> [PROBLEM TO WORK ON] Copy every record exactly. Nothing may be skipped.

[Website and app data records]
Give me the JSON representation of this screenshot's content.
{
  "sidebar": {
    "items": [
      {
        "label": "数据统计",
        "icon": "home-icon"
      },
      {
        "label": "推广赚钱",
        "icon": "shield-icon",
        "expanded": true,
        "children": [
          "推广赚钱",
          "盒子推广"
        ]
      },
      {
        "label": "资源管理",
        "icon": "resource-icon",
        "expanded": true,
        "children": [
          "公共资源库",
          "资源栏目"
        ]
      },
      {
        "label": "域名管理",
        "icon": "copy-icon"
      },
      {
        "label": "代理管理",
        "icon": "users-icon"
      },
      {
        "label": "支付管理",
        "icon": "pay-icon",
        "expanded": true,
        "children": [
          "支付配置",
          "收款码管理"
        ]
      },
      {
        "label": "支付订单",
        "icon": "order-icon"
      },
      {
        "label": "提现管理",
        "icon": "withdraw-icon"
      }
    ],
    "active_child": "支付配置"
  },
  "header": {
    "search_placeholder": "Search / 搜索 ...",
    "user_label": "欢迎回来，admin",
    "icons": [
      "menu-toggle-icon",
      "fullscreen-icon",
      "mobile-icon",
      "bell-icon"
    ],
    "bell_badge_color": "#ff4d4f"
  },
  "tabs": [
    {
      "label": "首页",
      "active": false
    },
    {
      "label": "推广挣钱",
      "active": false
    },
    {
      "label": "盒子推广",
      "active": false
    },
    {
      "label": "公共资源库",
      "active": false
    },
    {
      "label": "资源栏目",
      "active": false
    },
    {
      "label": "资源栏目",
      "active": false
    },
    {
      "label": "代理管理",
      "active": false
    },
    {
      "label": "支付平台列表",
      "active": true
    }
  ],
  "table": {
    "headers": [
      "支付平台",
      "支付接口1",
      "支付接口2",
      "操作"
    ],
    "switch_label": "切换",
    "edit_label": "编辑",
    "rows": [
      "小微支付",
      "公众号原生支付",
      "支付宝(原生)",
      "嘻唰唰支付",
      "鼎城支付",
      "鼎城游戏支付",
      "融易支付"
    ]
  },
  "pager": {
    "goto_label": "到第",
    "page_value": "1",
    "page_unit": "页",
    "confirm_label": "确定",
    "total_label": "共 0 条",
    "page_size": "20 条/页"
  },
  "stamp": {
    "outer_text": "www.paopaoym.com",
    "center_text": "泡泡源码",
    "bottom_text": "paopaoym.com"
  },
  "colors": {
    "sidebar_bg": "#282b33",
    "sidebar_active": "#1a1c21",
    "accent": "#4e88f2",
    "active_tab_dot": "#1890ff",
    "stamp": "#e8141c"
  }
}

> [EXERCISE RESULT]
Give me the JSON representation of this screenshot's content.
{
  "sidebar": {
    "items": [
      {
        "label": "数据统计",
        "icon": "home-icon"
      },
      {
        "label": "推广赚钱",
        "icon": "shield-icon",
        "expanded": true,
        "children": [
          "推广赚钱",
          "盒子推广"
        ]
      },
      {
        "label": "资源管理",
        "icon": "resource-icon",
        "expanded": true,
        "children": [
          "公共资源库",
          "资源栏目"
        ]
      },
      {
        "label": "域名管理",
        "icon": "copy-icon"
      },
      {
        "label": "代理管理",
        "icon": "users-icon"
      },
      {
        "label": "支付管理",
        "icon": "pay-icon",
        "expanded": true,
        "children": [
          "支付配置",
          "收款码管理"
        ]
      },
      {
        "label": "支付订单",
        "icon": "order-icon"
      },
      {
        "label": "提现管理",
        "icon": "withdraw-icon"
      }
    ],
    "active_child": "支付配置"
  },
  "header": {
    "search_placeholder": "Search / 搜索 ...",
    "user_label": "欢迎回来，admin",
    "icons": [
      "menu-toggle-icon",
      "fullscreen-icon",
      "mobile-icon",
      "bell-icon"
    ],
    "bell_badge_color": "#ff4d4f"
  },
  "tabs": [
    {
      "label": "首页",
      "active": false
    },
    {
      "label": "推广挣钱",
      "active": false
    },
    {
      "label": "盒子推广",
      "active": false
    },
    {
      "label": "公共资源库",
      "active": false
    },
    {
      "label": "资源栏目",
      "active": false
    },
    {
      "label": "资源栏目",
      "active": false
    },
    {
      "label": "代理管理",
      "active": false
    },
    {
      "label": "支付平台列表",
      "active": true
    }
  ],
  "table": {
    "headers": [
      "支付平台",
      "支付接口1",
      "支付接口2",
      "操作"
    ],
    "switch_label": "切换",
    "edit_label": "编辑",
    "rows": [
      "小微支付",
      "公众号原生支付",
      "支付宝(原生)",
      "嘻唰唰支付",
      "鼎城支付",
      "鼎城游戏支付",
      "融易支付"
    ]
  },
  "pager": {
    "goto_label": "到第",
    "page_value": "1",
    "page_unit": "页",
    "confirm_label": "确定",
    "total_label": "共 0 条",
    "page_size": "20 条/页"
  },
  "stamp": {
    "outer_text": "www.paopaoym.com",
    "center_text": "泡泡源码",
    "bottom_text": "paopaoym.com"
  },
  "colors": {
    "sidebar_bg": "#282b33",
    "sidebar_active": "#1a1c21",
    "accent": "#4e88f2",
    "active_tab_dot": "#1890ff",
    "stamp": "#e8141c"
  }
}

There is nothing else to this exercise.